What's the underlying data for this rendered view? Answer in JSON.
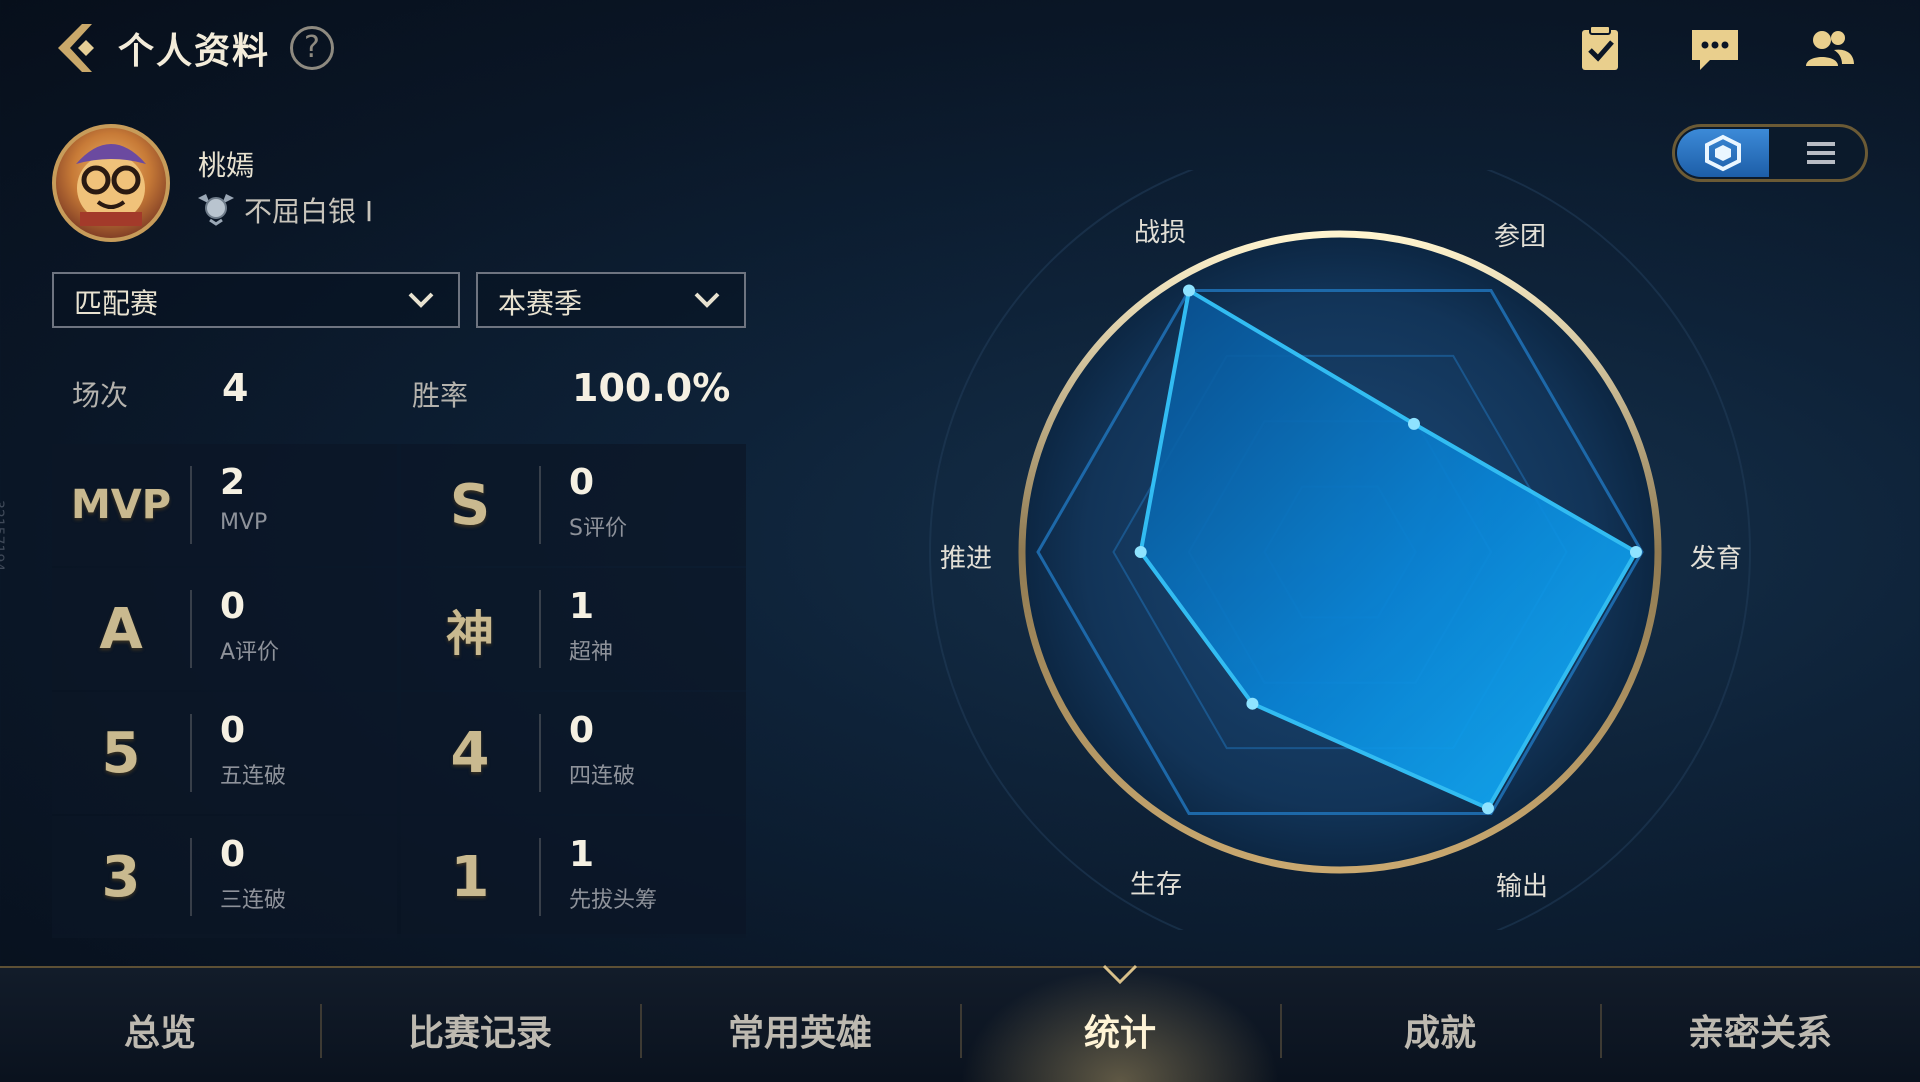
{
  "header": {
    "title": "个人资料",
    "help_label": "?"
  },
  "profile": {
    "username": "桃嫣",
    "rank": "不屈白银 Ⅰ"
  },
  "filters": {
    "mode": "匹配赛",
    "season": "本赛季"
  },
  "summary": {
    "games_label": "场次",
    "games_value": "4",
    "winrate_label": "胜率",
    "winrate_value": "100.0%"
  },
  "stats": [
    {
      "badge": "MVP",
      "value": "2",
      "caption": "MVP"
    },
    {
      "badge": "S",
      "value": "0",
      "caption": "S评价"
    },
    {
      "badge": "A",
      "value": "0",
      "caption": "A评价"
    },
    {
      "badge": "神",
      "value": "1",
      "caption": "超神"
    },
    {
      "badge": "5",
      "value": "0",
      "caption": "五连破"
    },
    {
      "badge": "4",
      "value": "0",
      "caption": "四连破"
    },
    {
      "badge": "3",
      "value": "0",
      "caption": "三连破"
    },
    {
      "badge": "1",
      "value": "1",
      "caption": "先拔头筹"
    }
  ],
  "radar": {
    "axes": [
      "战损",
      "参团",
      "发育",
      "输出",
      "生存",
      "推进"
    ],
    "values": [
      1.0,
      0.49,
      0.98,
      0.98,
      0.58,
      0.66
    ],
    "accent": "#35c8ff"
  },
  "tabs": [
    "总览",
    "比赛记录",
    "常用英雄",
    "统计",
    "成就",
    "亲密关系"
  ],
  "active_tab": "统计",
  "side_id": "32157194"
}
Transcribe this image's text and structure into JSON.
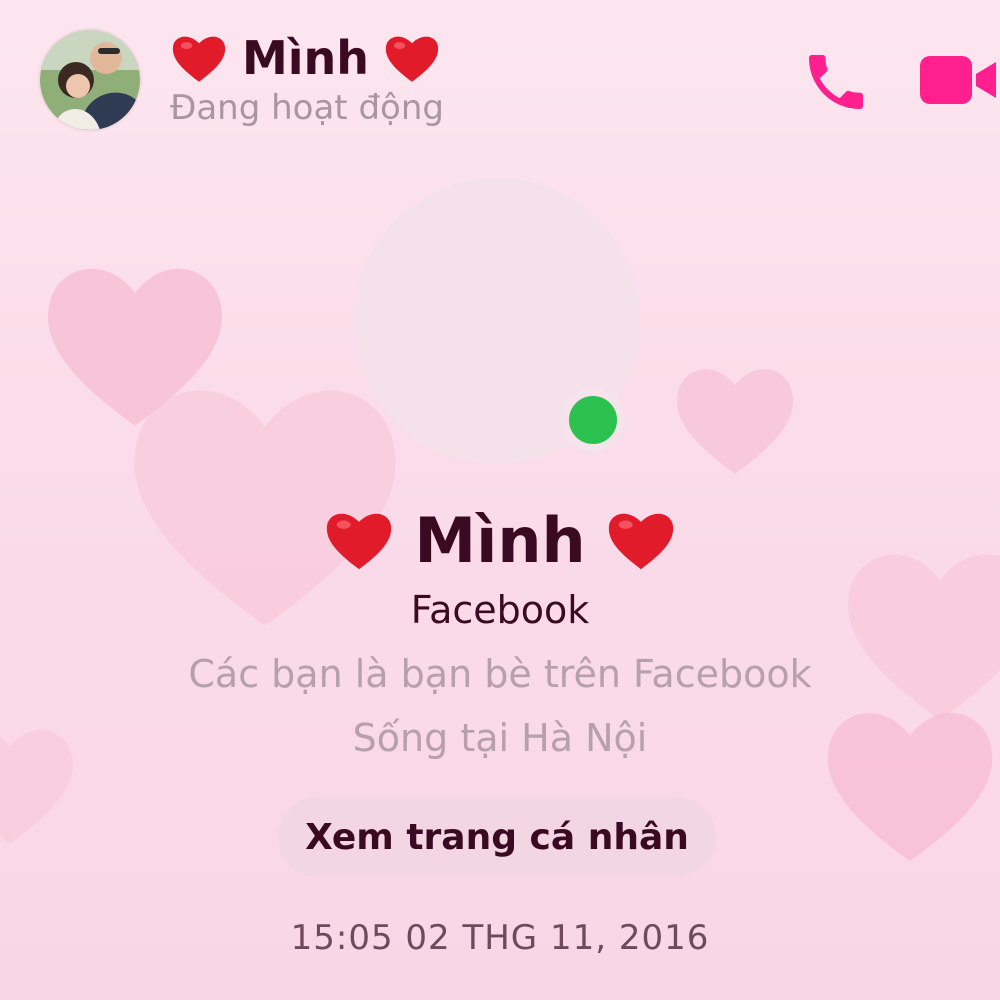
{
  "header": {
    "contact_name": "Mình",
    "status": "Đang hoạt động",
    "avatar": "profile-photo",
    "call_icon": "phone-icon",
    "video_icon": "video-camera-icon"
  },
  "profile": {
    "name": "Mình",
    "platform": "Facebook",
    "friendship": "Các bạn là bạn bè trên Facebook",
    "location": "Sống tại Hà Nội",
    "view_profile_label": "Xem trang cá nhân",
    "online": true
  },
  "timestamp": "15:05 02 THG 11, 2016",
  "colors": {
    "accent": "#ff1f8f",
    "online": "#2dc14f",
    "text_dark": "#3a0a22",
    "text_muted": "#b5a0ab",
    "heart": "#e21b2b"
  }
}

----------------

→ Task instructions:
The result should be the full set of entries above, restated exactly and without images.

→ Finished exercise:
What's the underlying data for this rendered view? Answer in JSON.
{
  "header": {
    "title": "个人资料",
    "help_label": "?"
  },
  "profile": {
    "username": "桃嫣",
    "rank": "不屈白银 Ⅰ"
  },
  "filters": {
    "mode": "匹配赛",
    "season": "本赛季"
  },
  "summary": {
    "games_label": "场次",
    "games_value": "4",
    "winrate_label": "胜率",
    "winrate_value": "100.0%"
  },
  "stats": [
    {
      "badge": "MVP",
      "value": "2",
      "caption": "MVP"
    },
    {
      "badge": "S",
      "value": "0",
      "caption": "S评价"
    },
    {
      "badge": "A",
      "value": "0",
      "caption": "A评价"
    },
    {
      "badge": "神",
      "value": "1",
      "caption": "超神"
    },
    {
      "badge": "5",
      "value": "0",
      "caption": "五连破"
    },
    {
      "badge": "4",
      "value": "0",
      "caption": "四连破"
    },
    {
      "badge": "3",
      "value": "0",
      "caption": "三连破"
    },
    {
      "badge": "1",
      "value": "1",
      "caption": "先拔头筹"
    }
  ],
  "radar": {
    "axes": [
      "战损",
      "参团",
      "发育",
      "输出",
      "生存",
      "推进"
    ],
    "values": [
      1.0,
      0.49,
      0.98,
      0.98,
      0.58,
      0.66
    ],
    "accent": "#35c8ff"
  },
  "tabs": [
    "总览",
    "比赛记录",
    "常用英雄",
    "统计",
    "成就",
    "亲密关系"
  ],
  "active_tab": "统计",
  "side_id": "32157194"
}
Transcribe this image's text and structure into JSON.
{
  "header": {
    "contact_name": "Mình",
    "status": "Đang hoạt động",
    "avatar": "profile-photo",
    "call_icon": "phone-icon",
    "video_icon": "video-camera-icon"
  },
  "profile": {
    "name": "Mình",
    "platform": "Facebook",
    "friendship": "Các bạn là bạn bè trên Facebook",
    "location": "Sống tại Hà Nội",
    "view_profile_label": "Xem trang cá nhân",
    "online": true
  },
  "timestamp": "15:05 02 THG 11, 2016",
  "colors": {
    "accent": "#ff1f8f",
    "online": "#2dc14f",
    "text_dark": "#3a0a22",
    "text_muted": "#b5a0ab",
    "heart": "#e21b2b"
  }
}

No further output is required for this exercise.